Bahrain, where the Sunni Al Khalifa family rules over a majority Shi’ite population, has been in political turmoil since Shi’ite-led pro-democracy protests erupted in 2011.
The Kingdom is a base for the U.S. Navy’s Fifth Fleet, which patrols oil shipping lanes in the Gulf region.
Lawyer Mohammed al-Jishi said leading rights activist Nabeel Rajab, sentenced last year to two years in prison for cases related to organising and participating in protests, had a legal right to an early release after spending a year and half in prison.

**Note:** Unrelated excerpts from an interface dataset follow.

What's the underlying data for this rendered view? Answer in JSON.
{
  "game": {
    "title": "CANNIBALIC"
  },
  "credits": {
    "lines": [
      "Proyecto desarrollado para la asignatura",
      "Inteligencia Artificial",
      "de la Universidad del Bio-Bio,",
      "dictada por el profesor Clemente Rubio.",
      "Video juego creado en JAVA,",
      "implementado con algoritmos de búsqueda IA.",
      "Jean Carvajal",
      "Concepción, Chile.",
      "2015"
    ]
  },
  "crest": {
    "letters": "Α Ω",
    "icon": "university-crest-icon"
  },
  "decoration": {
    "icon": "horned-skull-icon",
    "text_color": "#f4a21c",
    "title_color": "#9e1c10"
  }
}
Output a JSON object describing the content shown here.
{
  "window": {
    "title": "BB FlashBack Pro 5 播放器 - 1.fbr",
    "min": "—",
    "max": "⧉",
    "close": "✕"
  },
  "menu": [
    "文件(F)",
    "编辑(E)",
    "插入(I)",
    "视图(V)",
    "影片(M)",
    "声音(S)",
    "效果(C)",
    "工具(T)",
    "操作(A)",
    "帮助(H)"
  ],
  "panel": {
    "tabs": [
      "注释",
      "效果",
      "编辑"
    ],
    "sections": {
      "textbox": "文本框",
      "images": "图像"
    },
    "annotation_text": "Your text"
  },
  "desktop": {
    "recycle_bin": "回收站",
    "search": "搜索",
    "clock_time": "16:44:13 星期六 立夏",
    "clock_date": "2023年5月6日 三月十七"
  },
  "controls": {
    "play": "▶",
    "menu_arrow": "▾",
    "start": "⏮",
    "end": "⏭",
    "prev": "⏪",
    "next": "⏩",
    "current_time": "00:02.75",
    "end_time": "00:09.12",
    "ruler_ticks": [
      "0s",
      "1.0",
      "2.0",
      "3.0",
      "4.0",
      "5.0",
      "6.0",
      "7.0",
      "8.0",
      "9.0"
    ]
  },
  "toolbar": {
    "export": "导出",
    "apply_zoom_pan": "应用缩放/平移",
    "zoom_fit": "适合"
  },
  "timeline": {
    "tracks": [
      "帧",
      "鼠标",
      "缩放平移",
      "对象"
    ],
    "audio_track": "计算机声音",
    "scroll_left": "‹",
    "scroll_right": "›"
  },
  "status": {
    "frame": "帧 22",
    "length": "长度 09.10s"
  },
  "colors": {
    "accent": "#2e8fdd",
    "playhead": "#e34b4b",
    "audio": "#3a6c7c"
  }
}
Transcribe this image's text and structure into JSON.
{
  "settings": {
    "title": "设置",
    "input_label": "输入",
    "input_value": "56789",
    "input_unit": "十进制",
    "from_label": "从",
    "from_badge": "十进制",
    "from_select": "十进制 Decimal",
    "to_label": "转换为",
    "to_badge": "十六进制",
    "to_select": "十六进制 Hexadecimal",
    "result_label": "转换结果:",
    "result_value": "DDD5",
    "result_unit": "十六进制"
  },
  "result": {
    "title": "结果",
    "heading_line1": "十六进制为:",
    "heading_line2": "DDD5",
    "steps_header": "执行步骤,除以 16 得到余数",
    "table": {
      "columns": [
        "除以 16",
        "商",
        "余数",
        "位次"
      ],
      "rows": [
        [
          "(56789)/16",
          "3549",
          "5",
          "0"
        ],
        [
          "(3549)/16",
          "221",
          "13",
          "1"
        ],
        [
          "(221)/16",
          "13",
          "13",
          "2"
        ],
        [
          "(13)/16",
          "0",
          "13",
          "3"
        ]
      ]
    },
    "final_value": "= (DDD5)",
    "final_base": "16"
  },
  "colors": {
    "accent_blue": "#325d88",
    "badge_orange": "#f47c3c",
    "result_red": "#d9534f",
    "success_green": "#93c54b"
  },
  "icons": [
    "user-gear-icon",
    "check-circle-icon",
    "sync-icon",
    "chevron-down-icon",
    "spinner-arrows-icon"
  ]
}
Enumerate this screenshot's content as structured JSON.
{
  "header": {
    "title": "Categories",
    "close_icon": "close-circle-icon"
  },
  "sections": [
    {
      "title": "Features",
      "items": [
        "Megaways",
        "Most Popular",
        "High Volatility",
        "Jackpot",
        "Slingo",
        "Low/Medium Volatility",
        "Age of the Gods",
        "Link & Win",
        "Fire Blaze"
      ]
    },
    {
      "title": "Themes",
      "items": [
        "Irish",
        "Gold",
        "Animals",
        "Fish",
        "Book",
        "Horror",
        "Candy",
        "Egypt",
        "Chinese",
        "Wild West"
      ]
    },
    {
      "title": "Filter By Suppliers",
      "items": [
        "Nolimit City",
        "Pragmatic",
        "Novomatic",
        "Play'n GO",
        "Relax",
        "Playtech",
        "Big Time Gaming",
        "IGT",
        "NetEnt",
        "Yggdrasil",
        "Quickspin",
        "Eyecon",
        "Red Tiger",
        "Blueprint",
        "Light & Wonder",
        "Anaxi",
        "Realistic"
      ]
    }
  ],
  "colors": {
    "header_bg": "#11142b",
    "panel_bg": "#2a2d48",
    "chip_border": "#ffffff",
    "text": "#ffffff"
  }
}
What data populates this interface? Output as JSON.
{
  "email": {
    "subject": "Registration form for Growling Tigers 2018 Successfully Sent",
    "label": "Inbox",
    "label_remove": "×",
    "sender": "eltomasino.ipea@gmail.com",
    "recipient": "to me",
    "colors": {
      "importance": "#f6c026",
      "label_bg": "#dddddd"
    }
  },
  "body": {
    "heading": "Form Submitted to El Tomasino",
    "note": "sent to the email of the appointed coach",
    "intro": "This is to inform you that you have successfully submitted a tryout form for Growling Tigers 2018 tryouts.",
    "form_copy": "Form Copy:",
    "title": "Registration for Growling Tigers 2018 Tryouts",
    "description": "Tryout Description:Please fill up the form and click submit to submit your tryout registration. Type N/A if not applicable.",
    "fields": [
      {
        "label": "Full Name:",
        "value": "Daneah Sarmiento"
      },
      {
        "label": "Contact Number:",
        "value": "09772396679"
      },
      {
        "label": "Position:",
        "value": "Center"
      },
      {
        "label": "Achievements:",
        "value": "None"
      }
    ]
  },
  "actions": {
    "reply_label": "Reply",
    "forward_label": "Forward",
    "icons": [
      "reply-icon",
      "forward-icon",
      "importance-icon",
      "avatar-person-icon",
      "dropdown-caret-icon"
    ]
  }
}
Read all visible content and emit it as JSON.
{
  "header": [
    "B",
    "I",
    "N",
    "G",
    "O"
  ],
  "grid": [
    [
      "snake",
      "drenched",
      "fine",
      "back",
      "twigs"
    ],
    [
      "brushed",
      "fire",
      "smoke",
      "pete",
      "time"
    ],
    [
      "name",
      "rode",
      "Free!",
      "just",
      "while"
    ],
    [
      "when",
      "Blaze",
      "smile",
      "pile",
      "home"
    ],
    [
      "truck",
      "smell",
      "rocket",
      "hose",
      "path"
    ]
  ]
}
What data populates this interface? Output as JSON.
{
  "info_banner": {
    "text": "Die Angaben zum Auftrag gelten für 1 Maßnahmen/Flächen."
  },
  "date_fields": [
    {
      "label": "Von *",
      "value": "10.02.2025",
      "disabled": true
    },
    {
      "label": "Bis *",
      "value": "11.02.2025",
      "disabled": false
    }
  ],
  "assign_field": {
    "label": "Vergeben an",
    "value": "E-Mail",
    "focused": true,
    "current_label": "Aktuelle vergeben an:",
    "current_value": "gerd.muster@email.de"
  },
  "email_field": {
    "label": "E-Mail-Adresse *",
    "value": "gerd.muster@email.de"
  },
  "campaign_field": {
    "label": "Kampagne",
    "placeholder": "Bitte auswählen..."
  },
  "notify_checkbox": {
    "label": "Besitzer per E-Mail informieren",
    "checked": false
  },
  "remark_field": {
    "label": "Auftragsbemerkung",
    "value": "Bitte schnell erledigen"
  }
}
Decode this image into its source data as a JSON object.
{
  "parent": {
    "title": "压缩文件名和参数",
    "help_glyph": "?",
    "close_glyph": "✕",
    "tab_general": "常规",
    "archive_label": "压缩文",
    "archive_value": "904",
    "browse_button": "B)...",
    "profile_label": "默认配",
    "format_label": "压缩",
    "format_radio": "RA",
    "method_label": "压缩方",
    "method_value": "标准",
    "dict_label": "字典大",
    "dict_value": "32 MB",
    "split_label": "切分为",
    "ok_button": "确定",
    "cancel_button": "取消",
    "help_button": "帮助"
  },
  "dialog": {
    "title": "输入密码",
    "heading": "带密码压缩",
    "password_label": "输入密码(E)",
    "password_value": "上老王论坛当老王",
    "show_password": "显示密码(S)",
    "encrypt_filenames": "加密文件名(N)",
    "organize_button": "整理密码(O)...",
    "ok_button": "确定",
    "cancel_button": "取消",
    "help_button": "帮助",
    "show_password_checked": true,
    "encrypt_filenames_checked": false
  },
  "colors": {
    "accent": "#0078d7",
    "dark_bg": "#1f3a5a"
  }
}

“But the court rejected the request to release him without giving any reasons,” Jishi told Reuters by telephone from Manama after the ruling, which was attended by representatives of several foreign embassies.
An official of the government’s Information Affairs Authority confirmed the court had rejected his request.
Rajab shot to prominence in 2011 when he became a leading campaigner against a crackdown on protesters. With 217,000 followers on Twitter he is one of the most well-known online activists in the Arab world.
A hero to protesters but villain for those Bahrainis who fear they will bring Shi’ite Islamists to power, Rajab is the founder of the Bahrain Centre for Human Rights, a non-government body that says it promotes human rights in the Gulf Arab island kingdom.
He led and organised many protests against the wide powers of the ruling Sunni Muslimn Al Khalifa dynasty.
Last year, in a separate case, he was sentenced to three months in jail over a tweet criticising the veteran prime minister, the king’s uncle. The ruling was overturned, but only after Rajab had already served his sentence.
Amnesty International and Human Rights First have called for Rajab’s release.
“It’s depressing but no big surprise that Nabeel Rajab was not released. Recent weeks have seen an increased targeting of human rights defenders by the authorities and freeing him would have gone against that trend,” said Brian Dooley, Director of the Human Rights Defenders Program at Human Rights First.
Bahrain has been locked in a regional rivalry for influence between Shi’ite power Iran and Sunni Saudi Arabia.
Bahrain quelled the February 2011 revolt but protests and clashes have persisted and talks between government and opposition have failed to end the political standoff.
Many Shi’ites complain of political and economic marginalisation, a charge the government denies.